[Web page and app entries]
++++++++++++++++++++
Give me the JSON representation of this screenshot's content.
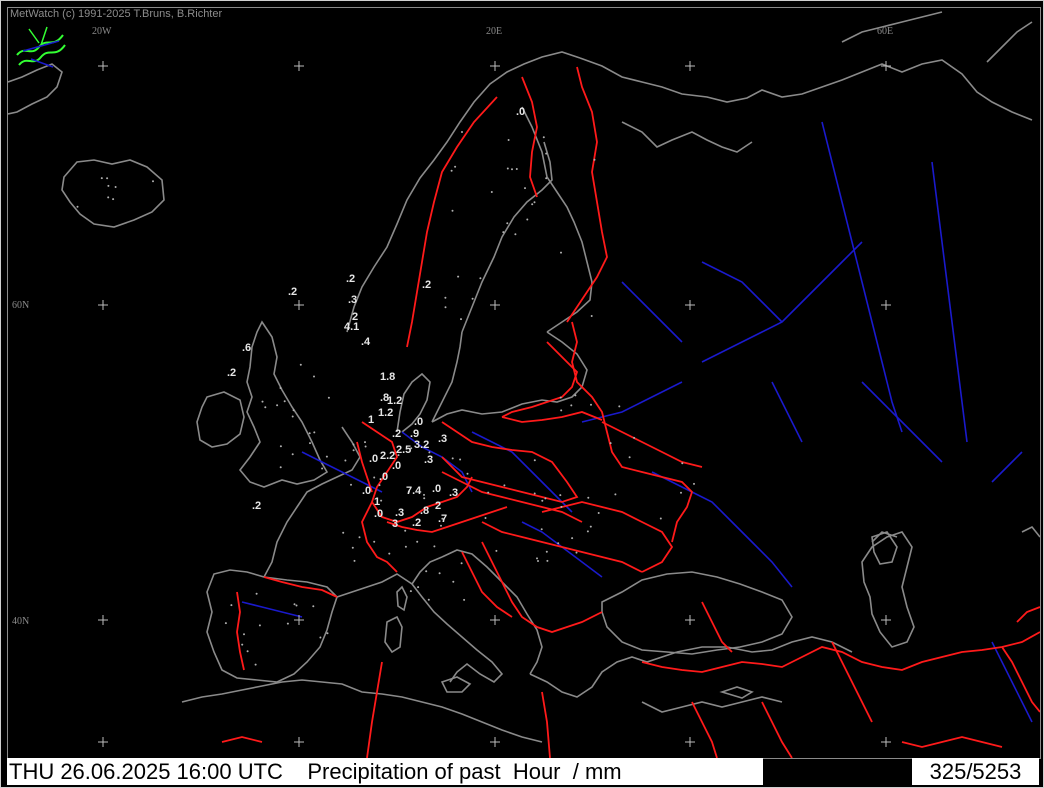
{
  "app": {
    "copyright": "MetWatch  (c) 1991-2025 T.Bruns, B.Richter"
  },
  "footer": {
    "title": "THU 26.06.2025 16:00 UTC    Precipitation of past  Hour  / mm",
    "count": "325/5253"
  },
  "map": {
    "grid_labels": [
      "20W",
      "20E",
      "60E",
      "60N",
      "40N"
    ],
    "colors": {
      "background": "#000000",
      "coastline": "#8a8a8a",
      "border": "#ff1a1a",
      "river": "#1a1acc",
      "value_low": "#33ff33",
      "value_mid": "#ffff66",
      "station": "#e6e6e6"
    },
    "stations": [
      {
        "text": ".0",
        "c": "low"
      },
      {
        "text": ".2",
        "c": "low"
      },
      {
        "text": ".2",
        "c": "low"
      },
      {
        "text": ".3",
        "c": "low"
      },
      {
        "text": "2",
        "c": "mid"
      },
      {
        "text": "4.1",
        "c": "mid"
      },
      {
        "text": ".4",
        "c": "low"
      },
      {
        "text": ".2",
        "c": "low"
      },
      {
        "text": ".6",
        "c": "low"
      },
      {
        "text": ".2",
        "c": "low"
      },
      {
        "text": "1.8",
        "c": "mid"
      },
      {
        "text": ".8",
        "c": "low"
      },
      {
        "text": "1.2",
        "c": "mid"
      },
      {
        "text": "1.2",
        "c": "mid"
      },
      {
        "text": "1",
        "c": "low"
      },
      {
        "text": ".0",
        "c": "low"
      },
      {
        "text": ".2",
        "c": "low"
      },
      {
        "text": ".9",
        "c": "low"
      },
      {
        "text": ".3",
        "c": "low"
      },
      {
        "text": "2.2",
        "c": "mid"
      },
      {
        "text": "2.5",
        "c": "mid"
      },
      {
        "text": "3.2",
        "c": "mid"
      },
      {
        "text": ".0",
        "c": "low"
      },
      {
        "text": ".0",
        "c": "low"
      },
      {
        "text": ".3",
        "c": "low"
      },
      {
        "text": ".0",
        "c": "low"
      },
      {
        "text": ".0",
        "c": "low"
      },
      {
        "text": "7.4",
        "c": "mid"
      },
      {
        "text": ".0",
        "c": "low"
      },
      {
        "text": ".3",
        "c": "low"
      },
      {
        "text": "1",
        "c": "low"
      },
      {
        "text": "2",
        "c": "mid"
      },
      {
        "text": ".0",
        "c": "low"
      },
      {
        "text": ".3",
        "c": "low"
      },
      {
        "text": ".8",
        "c": "low"
      },
      {
        "text": ".7",
        "c": "low"
      },
      {
        "text": "3",
        "c": "mid"
      },
      {
        "text": ".2",
        "c": "low"
      },
      {
        "text": ".2",
        "c": "low"
      }
    ]
  }
}
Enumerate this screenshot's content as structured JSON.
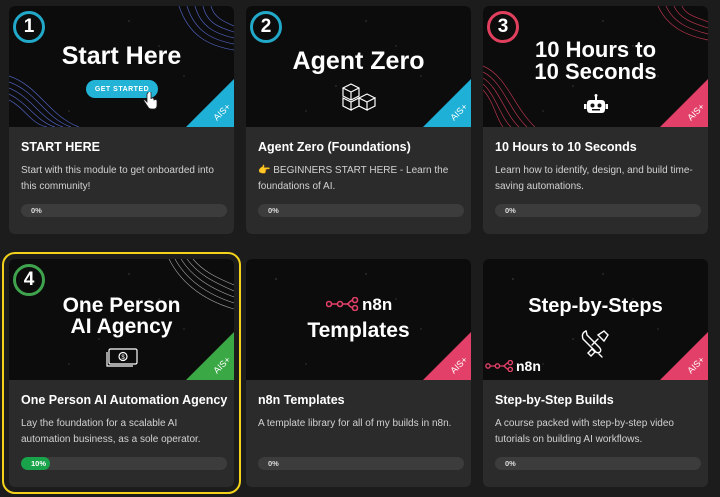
{
  "cards": [
    {
      "number": "1",
      "hero_title": "Start Here",
      "hero_button": "GET STARTED",
      "badge": "AIS+",
      "title": "START HERE",
      "description": "Start with this module to get onboarded into this community!",
      "progress_label": "0%",
      "progress": 0,
      "accent": "#22a9c9",
      "ribbon": "#1eb0d6",
      "hero_icon": "hand-cursor-icon"
    },
    {
      "number": "2",
      "hero_title": "Agent Zero",
      "badge": "AIS+",
      "title": "Agent Zero (Foundations)",
      "description": "👉 BEGINNERS START HERE - Learn the foundations of AI.",
      "progress_label": "0%",
      "progress": 0,
      "accent": "#22a9c9",
      "ribbon": "#1eb0d6",
      "hero_icon": "cubes-icon"
    },
    {
      "number": "3",
      "hero_title": "10 Hours to\n10 Seconds",
      "badge": "AIS+",
      "title": "10 Hours to 10 Seconds",
      "description": "Learn how to identify, design, and build time-saving automations.",
      "progress_label": "0%",
      "progress": 0,
      "accent": "#e0405e",
      "ribbon": "#e24068",
      "hero_icon": "robot-icon"
    },
    {
      "number": "4",
      "hero_title": "One Person\nAI Agency",
      "badge": "AIS+",
      "title": "One Person AI Automation Agency",
      "description": "Lay the foundation for a scalable AI automation business, as a sole operator.",
      "progress_label": "10%",
      "progress": 10,
      "accent": "#3fa34d",
      "ribbon": "#3aa845",
      "hero_icon": "money-icon"
    },
    {
      "hero_brand": "n8n",
      "hero_title": "Templates",
      "badge": "AIS+",
      "title": "n8n Templates",
      "description": "A template library for all of my builds in n8n.",
      "progress_label": "0%",
      "progress": 0,
      "ribbon": "#e24068",
      "hero_icon": "n8n-logo-icon"
    },
    {
      "hero_title": "Step-by-Steps",
      "hero_brand": "n8n",
      "badge": "AIS+",
      "title": "Step-by-Step Builds",
      "description": "A course packed with step-by-step video tutorials on building AI workflows.",
      "progress_label": "0%",
      "progress": 0,
      "ribbon": "#e24068",
      "hero_icon": "wrench-icon"
    }
  ]
}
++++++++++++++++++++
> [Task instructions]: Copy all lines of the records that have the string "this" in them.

> [Exercise result]:
Give me the JSON representation of this screenshot's content.
Enumerate this screenshot's content as structured JSON.
      "description": "Start with this module to get onboarded into this community!",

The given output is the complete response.